Keep in mind however, that many people get the opportunity of a lifetime in an area that they aren’t so skilled. And now you’re asking, “How?”

The answer is easy, they have some boxes checked, but they are using their relationships (networking) to create the next opportunity.

What is your next moment? What if you look for the next part of your story, instead of a job. Invest in doing something that feels natural, feels good, and creates connection?

It’s time to build more of your story. People are waiting to hear it.

-DEG

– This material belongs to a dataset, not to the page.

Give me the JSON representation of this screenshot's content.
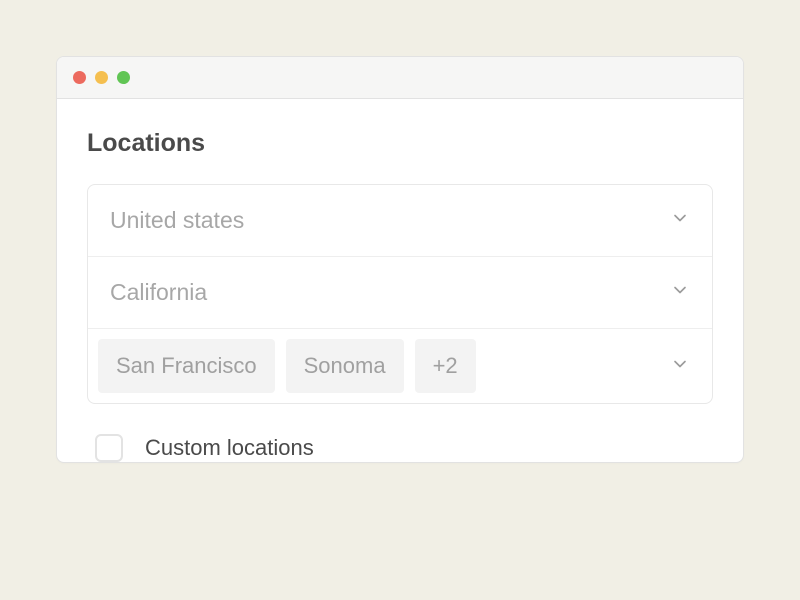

Dennis E. Gilbert is a business consultant, speaker (CSPTM), and corporate trainer. He is a five-time author and the founder of Appreciative Strategies, LLC. His business focuses on positive human performance improvement solutions through Appreciative Strategies®. Reach him through his website at Dennis-Gilbert.com or by calling +1 646.546.5553.

Dennis Gilbert on Google+


Search This Website

Subscribe to Blog via Email

Enter your email address to subscribe to this blog and receive notifications of new posts by email.

Upcoming Public Events

  1. Navigating Generations – Clarion University SBDC

    April 23 @ 8:30 am - 12:00 pm
  2. WBHRS (West Branch SHRM) Event

    May 8 @ 8:00 am - 9:30 am
  3. Aspiring Leader Seminar – Williamsport, PA

    May 22 @ 8:30 am - 4:00 pm

Blog (Filter) Categories

Follow me on Twitter

Assessment Services and Tools

Strategic, Competency, or Needs Assessments, DiSC Assessments, 360 Feedback, and more. Learn more